→ Your assignment
Although pictures appear in the records, the copy must leave them out and match everything else exactly.

☆ ☆ ☆ ☆

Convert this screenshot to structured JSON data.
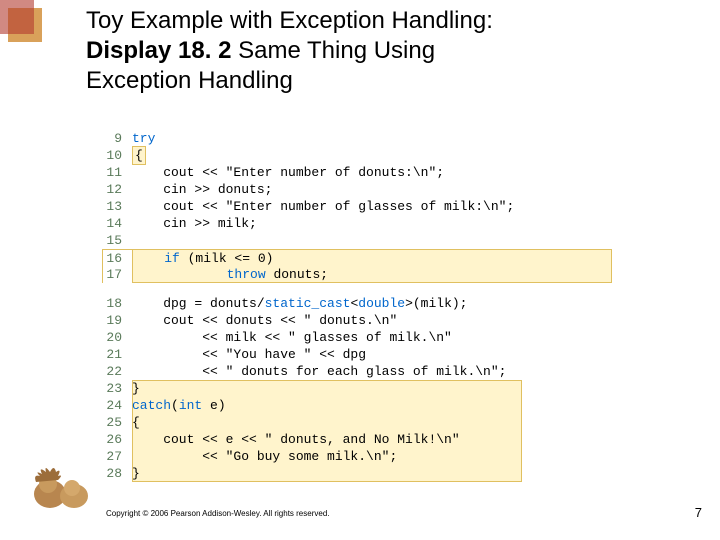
{
  "title": {
    "line1_plain": "Toy Example with Exception Handling:",
    "line2_bold": "Display 18. 2 ",
    "line2_plain": " Same Thing Using",
    "line3_plain": "Exception Handling"
  },
  "code": {
    "lines": [
      {
        "n": "9",
        "pre": "",
        "kw": "try",
        "post": ""
      },
      {
        "n": "10",
        "text": "{",
        "hlshort": true
      },
      {
        "n": "11",
        "text": "    cout << \"Enter number of donuts:\\n\";"
      },
      {
        "n": "12",
        "text": "    cin >> donuts;"
      },
      {
        "n": "13",
        "text": "    cout << \"Enter number of glasses of milk:\\n\";"
      },
      {
        "n": "14",
        "text": "    cin >> milk;"
      },
      {
        "n": "15",
        "text": ""
      },
      {
        "n": "16",
        "boxed": true,
        "pre": "    ",
        "kw": "if",
        "mid": " (milk <= 0)",
        "post": ""
      },
      {
        "n": "17",
        "boxed": true,
        "pre": "            ",
        "kw": "throw",
        "mid": " donuts;",
        "post": ""
      }
    ],
    "lines2": [
      {
        "n": "18",
        "text_a": "    dpg = donuts/",
        "kw": "static_cast",
        "text_b": "<",
        "kw2": "double",
        "text_c": ">(milk);"
      },
      {
        "n": "19",
        "text": "    cout << donuts << \" donuts.\\n\""
      },
      {
        "n": "20",
        "text": "         << milk << \" glasses of milk.\\n\""
      },
      {
        "n": "21",
        "text": "         << \"You have \" << dpg"
      },
      {
        "n": "22",
        "text": "         << \" donuts for each glass of milk.\\n\";"
      },
      {
        "n": "23",
        "text": "}",
        "bg": true
      },
      {
        "n": "24",
        "pre": "",
        "kw": "catch",
        "mid": "(",
        "kw2": "int",
        "post": " e)",
        "bg": true
      },
      {
        "n": "25",
        "text": "{",
        "bg": true
      },
      {
        "n": "26",
        "text": "    cout << e << \" donuts, and No Milk!\\n\"",
        "bg": true
      },
      {
        "n": "27",
        "text": "         << \"Go buy some milk.\\n\";",
        "bg": true
      },
      {
        "n": "28",
        "text": "}",
        "bg": true
      }
    ]
  },
  "copyright": "Copyright © 2006 Pearson Addison-Wesley. All rights reserved.",
  "page": "7"
}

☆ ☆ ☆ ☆

→ Exercise response
Convert this screenshot to structured JSON data.
{
  "title": {
    "line1_plain": "Toy Example with Exception Handling:",
    "line2_bold": "Display 18. 2 ",
    "line2_plain": " Same Thing Using",
    "line3_plain": "Exception Handling"
  },
  "code": {
    "lines": [
      {
        "n": "9",
        "pre": "",
        "kw": "try",
        "post": ""
      },
      {
        "n": "10",
        "text": "{",
        "hlshort": true
      },
      {
        "n": "11",
        "text": "    cout << \"Enter number of donuts:\\n\";"
      },
      {
        "n": "12",
        "text": "    cin >> donuts;"
      },
      {
        "n": "13",
        "text": "    cout << \"Enter number of glasses of milk:\\n\";"
      },
      {
        "n": "14",
        "text": "    cin >> milk;"
      },
      {
        "n": "15",
        "text": ""
      },
      {
        "n": "16",
        "boxed": true,
        "pre": "    ",
        "kw": "if",
        "mid": " (milk <= 0)",
        "post": ""
      },
      {
        "n": "17",
        "boxed": true,
        "pre": "            ",
        "kw": "throw",
        "mid": " donuts;",
        "post": ""
      }
    ],
    "lines2": [
      {
        "n": "18",
        "text_a": "    dpg = donuts/",
        "kw": "static_cast",
        "text_b": "<",
        "kw2": "double",
        "text_c": ">(milk);"
      },
      {
        "n": "19",
        "text": "    cout << donuts << \" donuts.\\n\""
      },
      {
        "n": "20",
        "text": "         << milk << \" glasses of milk.\\n\""
      },
      {
        "n": "21",
        "text": "         << \"You have \" << dpg"
      },
      {
        "n": "22",
        "text": "         << \" donuts for each glass of milk.\\n\";"
      },
      {
        "n": "23",
        "text": "}",
        "bg": true
      },
      {
        "n": "24",
        "pre": "",
        "kw": "catch",
        "mid": "(",
        "kw2": "int",
        "post": " e)",
        "bg": true
      },
      {
        "n": "25",
        "text": "{",
        "bg": true
      },
      {
        "n": "26",
        "text": "    cout << e << \" donuts, and No Milk!\\n\"",
        "bg": true
      },
      {
        "n": "27",
        "text": "         << \"Go buy some milk.\\n\";",
        "bg": true
      },
      {
        "n": "28",
        "text": "}",
        "bg": true
      }
    ]
  },
  "copyright": "Copyright © 2006 Pearson Addison-Wesley. All rights reserved.",
  "page": "7"
}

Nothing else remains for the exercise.